Firstly, let’s take a moment to get to know Ezra. From Jewish tradition and the Bible, we see that Ezra was devoted to God, to the study of God’s Word and to turn what was written into action. Ezra prepared his heart; he obeyed the Word and he applied the teachings to his daily life. He also desired to teach the scriptures and studied God’s Word so that he could share it with others. What an example for us to follow!
Secondly, although we can appreciate the remarkable pagan piety shown by the King, we should also wonder what prompted it. The devoted Jewish Exiles must have lived such godly lives, that it had a powerful influence on the Persian kings. Many of the Exiles held positions in the Persian court and Ezra was given wide-ranging powers in the king’s edict. Christians today still have a role to play in public and political life. Christians are called to respect the claims of the state, to engage in public and political life when called to do so, to pray for those in leadership positions and in government.
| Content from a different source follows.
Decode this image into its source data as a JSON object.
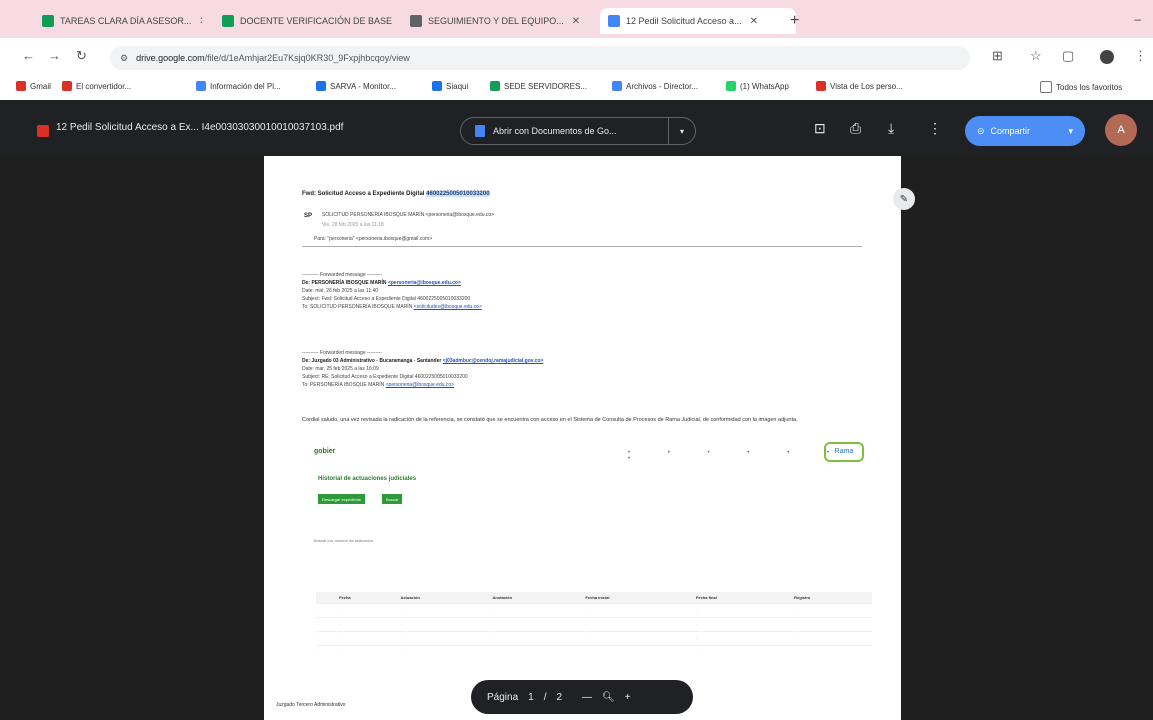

Thirdly, in the king’s letter, he refers to the “God of Heaven” four times. As a pagan king, we might have expected him to refer to the God of the Jews, yet it seems like he has some notion of God’s power and control over the course of history. God’s power over history and our destinies is still in place. God created each of us with a spiritual dimension. We see so many souls searching for meaning in the modern world, trying to find fulfilment in relationships, wealth, addictions or personal achievements. Others try to find meaning in horoscopes, vague concepts of ‘the universe’ or fortune-telling, always seeking some assurance of their spiritual destiny. The Christian has complete assurance. We can look back to the Old Testament through to the New Testament and to our lives today and see God’s hand at work throughout history. Our experience of God through Jesus Christ isn’t some vague notion or feeling, it is a true, living relationship. We can follow God’s purpose through the Bible, we can trust the Holy Spirit to lead us, we can find comfort and encouragement in prayer. As Christians, we know where our eternal home is and what our spiritual destiny leads to.
Michael P. Green tells the story of a museum guide who would take his tour group to a darkened room, shine a light on a mass of string, color, and apparent chaos and ask the group, “What do you think this is?” “I don’t know,” was the inevitable reply. He would then say, “Stand over there and watch.” As the group moved over to the other side of the room, he would turn on a spotlight. It was instantly apparent that the mass of jumbled colored string seen just a moment earlier was in fact an enormous tapestry—from the back side. The real work had to be seen from a different perspective to understand what the artist was creating. So, it is with God and his ways. We often look at them and ask questions such as “Why?” and “How?” not because there is no purpose in what God is doing, but because we are on the wrong side of eternity to be able to have the perspective that would enable us to see the order and pattern to God’s work.